by J.D. Roth
On Saturday, our book group met to discuss Ernest Hemingway’s 1941 classic For Whom the Bell Tolls. Most of us thought it was great. I loved the language in the book; I hadn’t read Hemingway since high school, and I’d forgotten that he used to be one of my favorite authors. Here’s how he opens For Whom the Bell Tolls:
He lay flat on the brown, pine-needled floor of the forest, his chin on his folded arms, and high overhead the wind blew in the tops of the pine trees. The mountainside sloped gently where he lay; but below it was steep and he could see the dark of the oiled road winding through the pass. There was a stream alongside the road and far down the pass he saw a mill beside the stream and the falling water of the dam, white in the summer sunlight.
Even lovelier is how he ends the book, bringing everything full circle, returning to the pine-needled floor of the forest:
Robert Jordan lay behind the tree, holding onto himself very carefully and delicately to keep his hands steady. He was waiting until the officer reached the sunlit place where the first trees of the pine forest joined the green slope of the meadow. He could feel his heart beating against the pine needle floor of the forest.
Admiring the opening to For Whom the Bell Tolls reminded me a of a contest I ran nearly ten years ago at my old personal blog. Because I doubt any of you were around then — and because I think it’d be fun — I’m going to re-run the exact same contest today.
Below, I’ve collected twenty-four famous first lines from novels. Or, more precisely, first lines from famous (and semi-famous) books that I love. Some are well-known. Others are relatively obscure. How many of them can you name? (Please google only as a last resort.)
- This is not a conventional cookbook.
- I have never begun a novel with more misgiving.
- Happy families are all alike; every unhappy family is unhappy in its own way.
- My father and mother should have stayed in New York where they met and married and I was born.

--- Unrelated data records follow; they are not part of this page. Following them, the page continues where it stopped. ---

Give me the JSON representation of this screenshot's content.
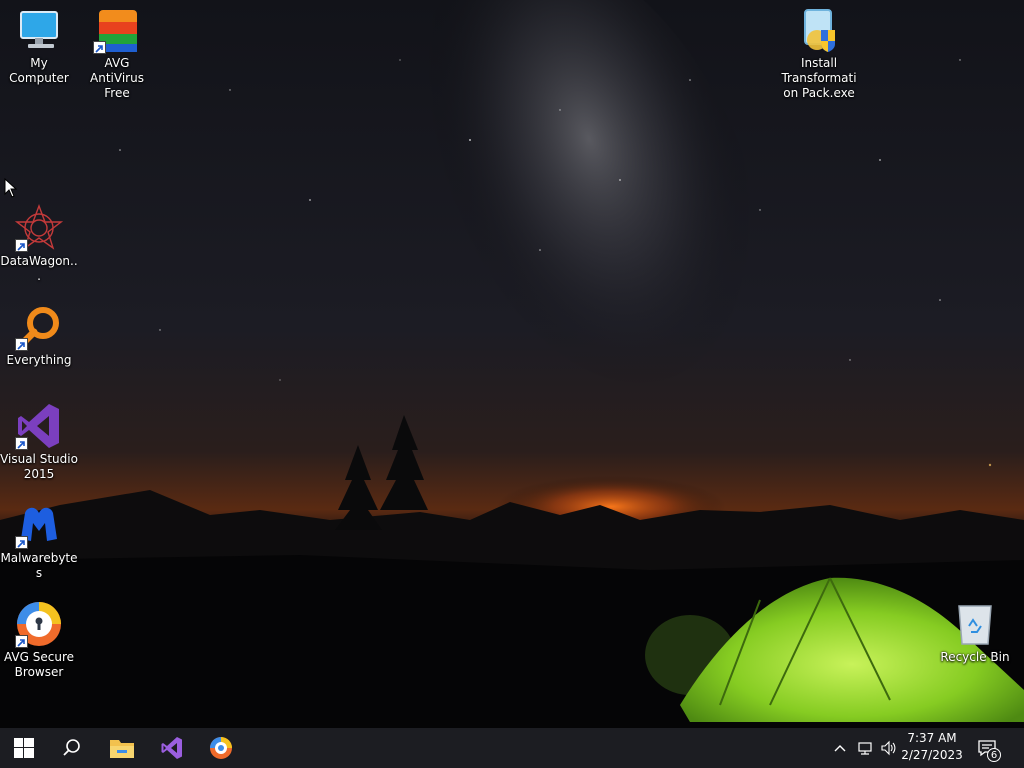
{
  "desktop": {
    "icons": [
      {
        "id": "my-computer",
        "label": "My Computer"
      },
      {
        "id": "avg-antivirus",
        "label": "AVG AntiVirus Free"
      },
      {
        "id": "install-pack",
        "label": "Install Transformation Pack.exe"
      },
      {
        "id": "datawagon",
        "label": "DataWagon..."
      },
      {
        "id": "everything",
        "label": "Everything"
      },
      {
        "id": "visual-studio",
        "label": "Visual Studio 2015"
      },
      {
        "id": "malwarebytes",
        "label": "Malwarebytes"
      },
      {
        "id": "avg-secure-browser",
        "label": "AVG Secure Browser"
      },
      {
        "id": "recycle-bin",
        "label": "Recycle Bin"
      }
    ]
  },
  "taskbar": {
    "pinned": [
      "windows-start-icon",
      "search-icon",
      "file-explorer-icon",
      "visual-studio-icon",
      "avg-secure-browser-icon"
    ],
    "clock": {
      "time": "7:37 AM",
      "date": "2/27/2023"
    },
    "notifications": {
      "count": "6"
    }
  },
  "colors": {
    "taskbar": "#1c1d22",
    "tent": "#8fd42a",
    "horizon_glow": "#e0631a"
  }
}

- Call me Ishmael.
- Whether I shall turn out to be the hero of my own life, or whether that station will be held by anybody else, these pages must show.
- In my younger and more vulnerable years my father gave me some advice that I’ve been turning over in my mind ever since.
- The idea of eternal return is a mysterious one, and Nietzsche has often perplexed other philosophers with it: to think that everything recurs as we once experienced it, and that the recurrence itself recurs ad infinitum!
- It is a truth universally acknowledged, that a single man in possession of a good fortune must be in want of a wife.
- She stands up in the garden where she has been working and looks into the distance.
- Jewel and I came up from the field, following the path in single file.
- It seems increasingly likely that I really will undertake the expedition that has been preoccupying my imagination for some days.
- The British are frequently criticized by other nations for their dislike of change, and indeed we love England for those aspects of nature and life which change the least.
- In the late summer of that year we lived in a house in a village that looked across the river and the plain to the mountains.
- Except for the Marabar Caves — and they are twenty miles off — the city of Chandrapore presents nothing extraordinary.
- The schoolmaster was leaving the village, and everybody seemed sorry.
- The primroses were over.
- The music-room in the Governor’s House at Port Mahon, a tall, handsome, pillared octagon, was filled with the triumphant first movement of Locatelli’s C-major quartet.
- For a long time I used to go to be early.
- Last night I dreamt I went to Manderlay again.
- At the first gesture of morning, flies began stirring.
- Tyler gets me a job as a waiter, after that Tyler’s pushing a gun in my mouth and saying, the first step to eternal life is you have to die.
- You will rejoice to hear that no disaster has accompanied the commencement of an enterprise which you have regarded with such evil forebodings.
- “Sleep well, dear.”
I’ve always wondered how important first lines really are. There’s no doubt that some just reel me in. And when I revisit books I love, their openings have real power, which stems from the weight of memory. For instance, reading #17 above just gave me goosebumps. Why? Because it’s the beginning of one of my favorite books, because I know everything that comes after, all the pain and sorrow and struggle and joy. All from this short sentence: “The primroses were over.”
How many of these can you name? And, more to the point, how many of them can I still name? I’m not sure, actually. I’ll go through and try my memory now and then post my results after others have stopped posting theirs. The prize for the person who guesses all of these openings? One brownie point (cash value: 1/20th of a cent).
(Also, what are your favorite first lines from literature?)
Updated: 19 November 2012